1) Get motivated
The hardest part of running in the rain or cold is to get out of the door and to just get started. Tell yourself that you can get back inside after 5 minutes if it’s really bad. Once you start running, it’s easier. It might help to make a date with someone to run or join a local running club or group. You can’t back out when someone is waiting for you. Once you begin and you’ve warmed up, you’ll notice that you’re actually enjoying the run. To stay motivated and avoid getting bored it also helps to vary your route. Even running the same route in the opposite direction will add variety to your run. You’ll also get motivated by having a realistic goal to work towards.
2) Wear layers
When it’s cold and rainy, it’s advisable to dress sensibly by wearing layers. The most important layer is the one closest to your body. Make sure it’s a technical fabric (such as polypropylene or CoolMax) which wicks water and sweat away from your skin. Don’t run in cotton or another non-wickering material when it’s cold. The next layer will depend in the weather. It could be a lightweight fleece or a wind- and water-resistant jacket when it’s windy and/or rainy. If it gets too warm, you can tie it around your waist to cool off. Don’t wear a waterproof rain jacket because it will trap moisture and heat. In cold weather, a hat and gloves are a good idea to stop you from losing heat from your head and hands. If you have cold feet, find some merino wool socks. They will keep your feet warm, even when wet.
3) Don’t overdress
Overdressing is a mistake that many runners make when going out for a rainy run. Wearing more layers will not keep you dry. If you have tons of layers on, you will just be wearing more wet, heavy clothes. Dressing too heavy will also make running much harder. Dress for the temperature, as if it were a dry day.
4) Wear a hat with a brim
When running in the rain a hat with a brim can keep the rain out of your face and helps block the wind allowing you to see, even when it’s pouring rain.
5) Be visible
Select outer layers that are very bright or light-coloured (white or fluorescent yellow) and have reflective strips, to increase your visibility and safety while running in the rain or in limited daylight.
6) Prevent chafing
On longer runs, prevent chafing by spreading Vaseline or another non-chafe product on places likely to cause friction; your feet, inner thighs, underarms or sport bra lines.
7) Warm up & cool down
A good warm-up is essential to avoid injury, but it’s even more important in winter when it can take longer for your body to warm up. Warm up by moving around inside enough to get your blood flowing without starting to sweat. Run up and down the stairs, do a few yoga sun salutations or use a jump rope. Outside, start your run gentle and gradually increase your pace until after around 10 minutes, you get to the pace you’re going to maintain for most of the run. To cool down, continue running at an easier pace or fast walk for 5 to 10 minutes. This will help your body recover after your run. Don’t stop though and do your stretches indoors to avoid getting too cold.

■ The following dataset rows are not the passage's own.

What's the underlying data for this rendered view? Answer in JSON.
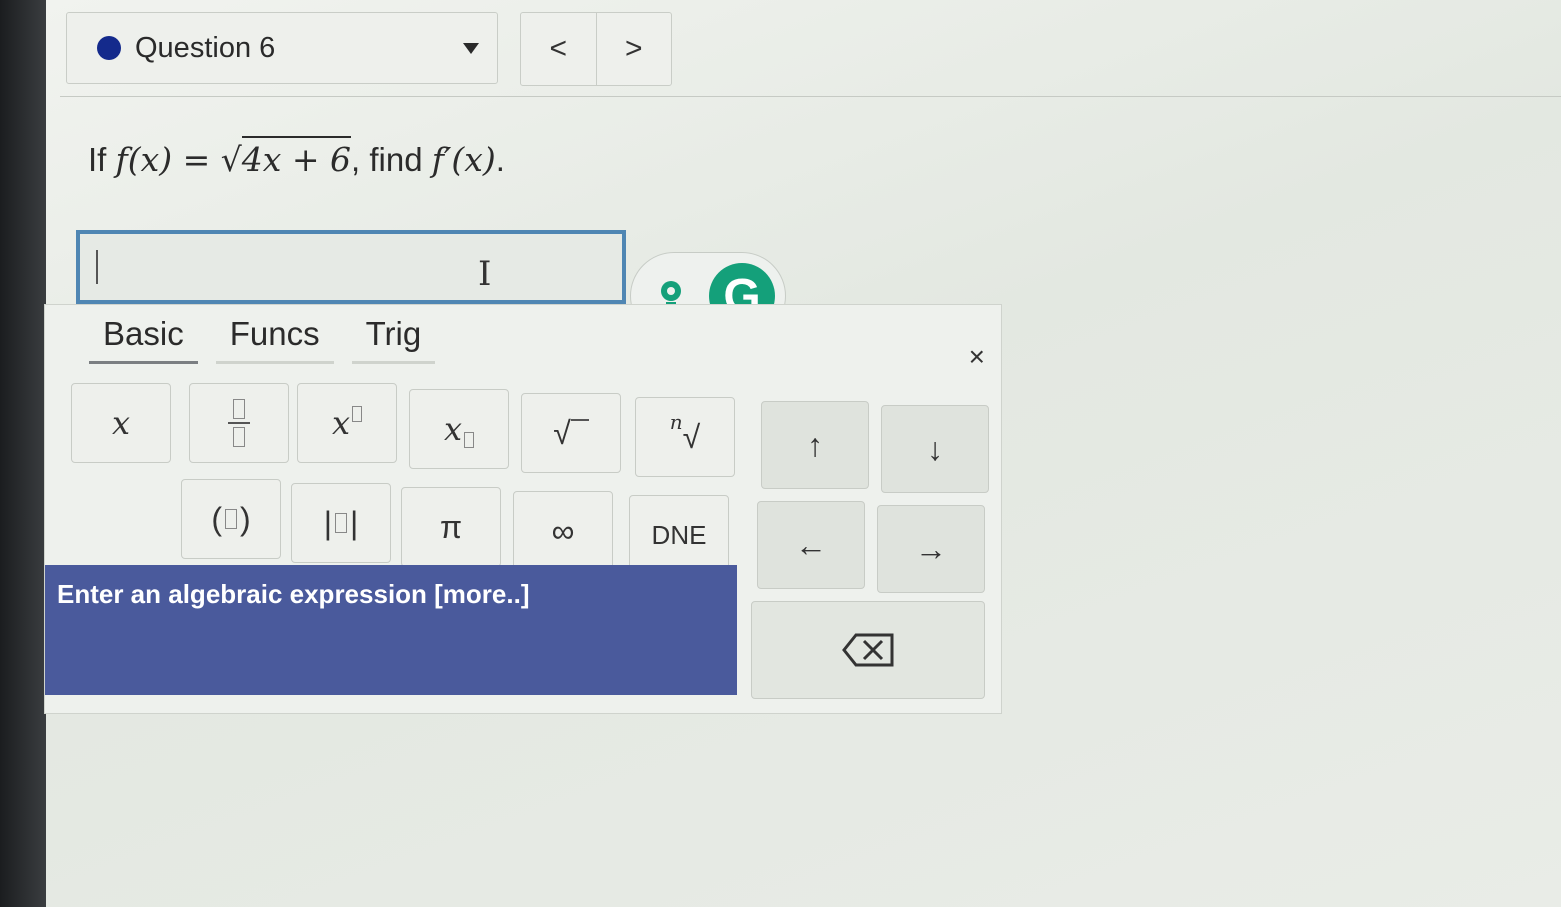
{
  "question": {
    "label": "Question 6",
    "prev": "<",
    "next": ">"
  },
  "prompt": {
    "prefix": "If",
    "func": "f(x) = ",
    "radicand": "4x + 6",
    "middle": ", find",
    "target": "f′(x)",
    "suffix": "."
  },
  "answer": {
    "value": ""
  },
  "palette": {
    "tabs": [
      "Basic",
      "Funcs",
      "Trig"
    ],
    "close": "×",
    "keys": {
      "x": "x",
      "frac": "fraction",
      "power": "x",
      "subscript": "x",
      "sqrt": "√",
      "nthroot_n": "n",
      "nthroot": "√",
      "up": "↑",
      "down": "↓",
      "paren_open": "(",
      "paren_close": ")",
      "abs_open": "|",
      "abs_close": "|",
      "pi": "π",
      "infinity": "∞",
      "dne": "DNE",
      "left": "←",
      "right": "→"
    },
    "status": "Enter an algebraic expression [more..]"
  },
  "colors": {
    "accent": "#142a8c",
    "focus_border": "#4f86b3",
    "status_bar": "#4a5a9c",
    "grammarly": "#14a07a"
  }
}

8) Be careful
While running in the cold, dark or rain, be extra careful and watch your footing. Roads get slick when it’s wet and puddles might hide holes.
9) Change your clothes quickly post-run
Your core body temperature drops as soon as you stop running. Change your clothes as soon as you can. Put a dry hat on wet hair and drink something hot.
10) Dry out your shoes
When you get back from a wet run, take off your running shoes and stuff them with crumpled balls of newspaper. This helps the shoes keep their shape, and the paper draws moisture away from the shoes. Don’t put them in the dryer or in front of a heater as this can shrink them or change their shape so they won’t fit you properly anymore.
Running in the wet or cold can reduce your thirst, and wearing several layers of clothing can increase your perspiration. So even if you don’t feel sweaty or thirsty, dehydration is still a risk .
12) Reward yourself!
Running on a cold, windy or rainy day is not really fun. So after you get back from a run in these circumstances, be proud of yourself for pushing through. Enjoy your moment in a nice warm environment with a hot coffee, tea or choco. Well done!
Image courtesy of Kasia@Flickr